I recommend that people practice magazine reloading and fumbling when doing empty-weapon exercises. Have it drop out, bounce, and chase it down with an unloaded weapon in a safe area and pay 100% attention to your position, the muzzle position, and your [trigger] finger position the whole time. Your reloads may not go as expected, so be prepared to adapt to a mishandled reload or draw in a safe manner.

I personally think of the weapon's muzzle as a high-powered laser that is always on. I don't want that laser touching anything it's not supposed to, even for a millisecond.

Be Safe <( ^ . ^ )>
 #37370  by Tony T
Hey, Steve! Careful with that .460.

 #37373  by Jacques
Wynder wrote:... weapon ... weapon ... weapon ... weapon ... weapon ... weapon ... weapon ... weapon ... weapon ... weapon ... weapon ... weapon ... weapons...
Rob used a taboo word 13 times... helping to reinforce "The Antis" message...

Here's my new gun advocate pet peeve...



The dictionary defines the word weapon as an instrument of attack or defense in combat, as a gun, missile, or sword.

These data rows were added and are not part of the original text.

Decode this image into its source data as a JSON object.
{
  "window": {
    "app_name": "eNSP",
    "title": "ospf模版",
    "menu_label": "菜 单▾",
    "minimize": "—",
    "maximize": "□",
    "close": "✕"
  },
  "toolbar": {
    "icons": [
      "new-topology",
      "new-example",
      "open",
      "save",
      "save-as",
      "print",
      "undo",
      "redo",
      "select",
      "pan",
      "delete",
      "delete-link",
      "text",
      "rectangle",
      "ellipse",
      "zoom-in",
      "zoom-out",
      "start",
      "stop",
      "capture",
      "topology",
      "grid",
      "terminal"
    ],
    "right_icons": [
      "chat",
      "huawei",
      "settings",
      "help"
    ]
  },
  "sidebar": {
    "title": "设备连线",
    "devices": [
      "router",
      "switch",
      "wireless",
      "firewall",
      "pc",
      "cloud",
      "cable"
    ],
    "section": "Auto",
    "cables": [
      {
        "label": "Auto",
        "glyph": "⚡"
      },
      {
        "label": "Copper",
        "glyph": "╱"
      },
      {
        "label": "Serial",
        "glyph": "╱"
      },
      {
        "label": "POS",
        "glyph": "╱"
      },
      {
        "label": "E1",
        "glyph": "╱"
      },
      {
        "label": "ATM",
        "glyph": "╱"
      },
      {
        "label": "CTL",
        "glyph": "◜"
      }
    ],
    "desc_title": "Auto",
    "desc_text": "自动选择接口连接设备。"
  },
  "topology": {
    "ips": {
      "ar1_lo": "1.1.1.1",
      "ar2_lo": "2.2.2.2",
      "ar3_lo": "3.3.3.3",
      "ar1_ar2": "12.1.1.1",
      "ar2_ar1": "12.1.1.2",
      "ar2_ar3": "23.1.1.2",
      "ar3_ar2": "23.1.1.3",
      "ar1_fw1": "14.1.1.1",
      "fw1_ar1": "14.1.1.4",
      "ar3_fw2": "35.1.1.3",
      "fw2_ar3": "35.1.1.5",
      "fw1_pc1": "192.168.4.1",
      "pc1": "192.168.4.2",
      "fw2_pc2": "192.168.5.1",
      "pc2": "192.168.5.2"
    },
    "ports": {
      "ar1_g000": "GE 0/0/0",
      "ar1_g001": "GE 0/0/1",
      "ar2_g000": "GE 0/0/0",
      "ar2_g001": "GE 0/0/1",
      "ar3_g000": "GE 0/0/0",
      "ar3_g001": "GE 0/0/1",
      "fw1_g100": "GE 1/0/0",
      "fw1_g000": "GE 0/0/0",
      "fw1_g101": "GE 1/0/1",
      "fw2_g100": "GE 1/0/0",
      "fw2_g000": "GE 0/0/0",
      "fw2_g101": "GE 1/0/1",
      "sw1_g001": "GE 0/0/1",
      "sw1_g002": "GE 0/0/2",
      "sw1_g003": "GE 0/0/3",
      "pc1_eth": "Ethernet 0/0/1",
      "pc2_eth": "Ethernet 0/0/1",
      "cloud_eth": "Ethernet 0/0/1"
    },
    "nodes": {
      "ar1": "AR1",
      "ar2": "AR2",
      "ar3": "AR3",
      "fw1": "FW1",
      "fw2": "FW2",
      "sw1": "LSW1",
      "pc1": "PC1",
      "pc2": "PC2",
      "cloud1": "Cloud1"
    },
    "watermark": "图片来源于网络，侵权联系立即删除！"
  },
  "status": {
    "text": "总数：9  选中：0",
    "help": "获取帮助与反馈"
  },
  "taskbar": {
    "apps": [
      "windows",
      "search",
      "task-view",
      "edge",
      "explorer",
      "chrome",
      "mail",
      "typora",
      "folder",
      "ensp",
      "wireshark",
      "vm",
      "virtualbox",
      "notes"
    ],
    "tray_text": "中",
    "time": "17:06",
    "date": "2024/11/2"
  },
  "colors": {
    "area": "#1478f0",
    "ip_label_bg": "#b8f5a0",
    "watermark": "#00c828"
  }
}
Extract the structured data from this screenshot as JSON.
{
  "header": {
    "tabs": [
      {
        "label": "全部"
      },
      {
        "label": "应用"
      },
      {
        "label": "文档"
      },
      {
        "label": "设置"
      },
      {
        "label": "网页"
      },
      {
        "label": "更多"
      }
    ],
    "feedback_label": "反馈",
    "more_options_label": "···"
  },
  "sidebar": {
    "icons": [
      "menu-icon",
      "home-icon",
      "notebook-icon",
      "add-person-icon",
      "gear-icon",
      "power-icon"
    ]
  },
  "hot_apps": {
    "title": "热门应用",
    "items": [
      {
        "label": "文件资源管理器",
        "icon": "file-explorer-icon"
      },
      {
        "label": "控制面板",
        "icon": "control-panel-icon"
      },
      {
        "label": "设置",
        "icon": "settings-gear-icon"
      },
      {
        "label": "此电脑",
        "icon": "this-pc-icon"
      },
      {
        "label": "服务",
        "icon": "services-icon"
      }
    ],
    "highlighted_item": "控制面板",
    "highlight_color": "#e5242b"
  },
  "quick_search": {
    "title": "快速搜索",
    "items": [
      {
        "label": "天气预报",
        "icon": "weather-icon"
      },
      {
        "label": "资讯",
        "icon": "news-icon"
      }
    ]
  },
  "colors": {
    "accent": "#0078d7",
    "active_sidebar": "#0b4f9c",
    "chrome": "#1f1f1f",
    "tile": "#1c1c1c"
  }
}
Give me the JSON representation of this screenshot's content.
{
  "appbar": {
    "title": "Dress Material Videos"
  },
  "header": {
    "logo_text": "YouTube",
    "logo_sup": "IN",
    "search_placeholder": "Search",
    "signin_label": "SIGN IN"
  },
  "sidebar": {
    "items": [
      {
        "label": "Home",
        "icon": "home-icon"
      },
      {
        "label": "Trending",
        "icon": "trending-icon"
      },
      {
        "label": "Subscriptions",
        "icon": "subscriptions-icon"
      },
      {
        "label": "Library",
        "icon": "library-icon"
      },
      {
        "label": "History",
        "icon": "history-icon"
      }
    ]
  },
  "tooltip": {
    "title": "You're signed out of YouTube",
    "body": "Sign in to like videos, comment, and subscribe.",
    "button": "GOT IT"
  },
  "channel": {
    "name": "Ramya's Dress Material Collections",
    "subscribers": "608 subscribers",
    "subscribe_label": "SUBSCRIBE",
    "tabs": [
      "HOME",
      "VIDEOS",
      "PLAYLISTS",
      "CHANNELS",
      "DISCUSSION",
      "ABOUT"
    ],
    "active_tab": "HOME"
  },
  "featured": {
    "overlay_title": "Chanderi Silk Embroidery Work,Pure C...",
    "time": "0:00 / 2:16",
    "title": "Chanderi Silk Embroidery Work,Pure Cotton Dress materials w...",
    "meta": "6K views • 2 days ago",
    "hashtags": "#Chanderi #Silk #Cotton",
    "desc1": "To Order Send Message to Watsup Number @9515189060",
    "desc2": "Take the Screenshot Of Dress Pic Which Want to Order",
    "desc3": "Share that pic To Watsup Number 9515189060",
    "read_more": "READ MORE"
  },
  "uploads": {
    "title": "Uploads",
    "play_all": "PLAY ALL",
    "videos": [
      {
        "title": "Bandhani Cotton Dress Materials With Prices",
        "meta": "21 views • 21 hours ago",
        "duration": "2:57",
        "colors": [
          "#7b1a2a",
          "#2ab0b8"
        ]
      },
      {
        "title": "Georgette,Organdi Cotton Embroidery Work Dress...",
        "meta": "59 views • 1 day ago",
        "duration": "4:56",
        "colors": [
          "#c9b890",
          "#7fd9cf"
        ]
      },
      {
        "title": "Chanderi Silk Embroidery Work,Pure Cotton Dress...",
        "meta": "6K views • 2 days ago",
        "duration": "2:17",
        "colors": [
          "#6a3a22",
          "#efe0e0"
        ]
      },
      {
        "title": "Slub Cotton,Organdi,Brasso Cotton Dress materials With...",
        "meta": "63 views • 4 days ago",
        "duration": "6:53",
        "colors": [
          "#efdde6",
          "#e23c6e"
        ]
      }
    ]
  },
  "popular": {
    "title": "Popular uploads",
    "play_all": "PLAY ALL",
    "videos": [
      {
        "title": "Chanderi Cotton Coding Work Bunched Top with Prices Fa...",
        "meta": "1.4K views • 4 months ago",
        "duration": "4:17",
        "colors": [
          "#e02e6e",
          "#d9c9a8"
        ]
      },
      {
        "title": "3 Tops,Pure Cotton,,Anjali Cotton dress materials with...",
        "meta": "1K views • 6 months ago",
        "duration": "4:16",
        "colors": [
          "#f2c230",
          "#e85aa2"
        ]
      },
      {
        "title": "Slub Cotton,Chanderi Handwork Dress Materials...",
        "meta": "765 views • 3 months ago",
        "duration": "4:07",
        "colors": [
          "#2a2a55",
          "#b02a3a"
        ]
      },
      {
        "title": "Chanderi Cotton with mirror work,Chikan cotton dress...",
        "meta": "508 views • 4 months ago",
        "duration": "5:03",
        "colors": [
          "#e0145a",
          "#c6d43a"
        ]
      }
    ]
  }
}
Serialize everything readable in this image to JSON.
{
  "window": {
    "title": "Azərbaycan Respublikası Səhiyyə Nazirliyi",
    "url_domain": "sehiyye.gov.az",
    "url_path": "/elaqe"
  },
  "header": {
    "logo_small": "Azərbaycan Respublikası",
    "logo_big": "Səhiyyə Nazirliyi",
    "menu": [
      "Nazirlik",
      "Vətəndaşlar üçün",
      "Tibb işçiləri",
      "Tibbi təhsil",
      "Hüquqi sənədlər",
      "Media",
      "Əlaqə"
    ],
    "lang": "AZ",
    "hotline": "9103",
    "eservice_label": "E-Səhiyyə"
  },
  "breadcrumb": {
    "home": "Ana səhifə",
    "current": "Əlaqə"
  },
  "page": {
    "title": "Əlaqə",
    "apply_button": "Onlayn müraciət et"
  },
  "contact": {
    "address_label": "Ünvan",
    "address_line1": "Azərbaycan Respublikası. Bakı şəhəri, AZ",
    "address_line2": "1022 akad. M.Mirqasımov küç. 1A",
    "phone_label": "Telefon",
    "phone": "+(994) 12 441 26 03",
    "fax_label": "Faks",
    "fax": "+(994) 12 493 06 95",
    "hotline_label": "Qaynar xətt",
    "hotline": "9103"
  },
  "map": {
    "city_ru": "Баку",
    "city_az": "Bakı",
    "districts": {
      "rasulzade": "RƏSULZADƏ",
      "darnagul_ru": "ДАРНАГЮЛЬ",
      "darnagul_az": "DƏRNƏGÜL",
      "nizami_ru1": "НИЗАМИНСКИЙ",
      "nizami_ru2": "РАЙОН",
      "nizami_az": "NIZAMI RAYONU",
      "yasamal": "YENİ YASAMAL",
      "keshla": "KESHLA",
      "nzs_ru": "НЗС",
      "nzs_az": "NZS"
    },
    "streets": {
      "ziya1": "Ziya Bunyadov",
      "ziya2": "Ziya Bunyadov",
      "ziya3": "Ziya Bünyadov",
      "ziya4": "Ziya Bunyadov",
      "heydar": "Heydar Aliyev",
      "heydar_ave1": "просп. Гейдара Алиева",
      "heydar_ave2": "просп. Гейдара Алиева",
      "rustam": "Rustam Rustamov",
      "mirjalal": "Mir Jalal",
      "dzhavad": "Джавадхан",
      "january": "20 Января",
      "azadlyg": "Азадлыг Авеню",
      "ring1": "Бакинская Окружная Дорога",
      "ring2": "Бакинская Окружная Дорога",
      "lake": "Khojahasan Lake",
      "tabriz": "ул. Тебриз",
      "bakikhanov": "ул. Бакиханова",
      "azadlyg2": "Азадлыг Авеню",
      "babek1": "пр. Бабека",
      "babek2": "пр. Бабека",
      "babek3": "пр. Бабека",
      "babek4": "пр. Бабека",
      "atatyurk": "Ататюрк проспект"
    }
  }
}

The Brady Bunch and the rest of the "antis" have most of the public brainwashed that "weapons" are bad, neglecting the word "defense" in the definition. Thus the word/term weapon has been cast as bad and as such has no use in civilized society.

The military have weapons to protect my liberty.
The police have weapons to serve and protect.
Criminals have weapons to commit a crimes.

These may all use their "guns" as offensive tools and as such are classified as weapons.

But I, as a civilian have a gun, pistol, revolver, firearm, sidearm, Colt, Glock, Sig Sauer, CZ-75, H&K or other non-"W" description...

Every time we as responsible gun owners continue to classify our guns in the same negative light that "The Antis" do, we help to depreciate all that we do to promote responsible gun ownership and defensive open or concealed carry.

Personally, I have stopped referring to any defensive implement as the "W" word and call it what it is... a gun, missile, or sword... unless I'm referring to those who indeed have weapons as stated above.

A gun is an inanimate object that can be used in many ways. Mine will never be used offensively; therefore it will never be a "W"! The only time it may be considered a "W" (and I hope I NEVER have to experience this) is when it's used in "defense in combat" and even then only by definition.

Thank you and good night...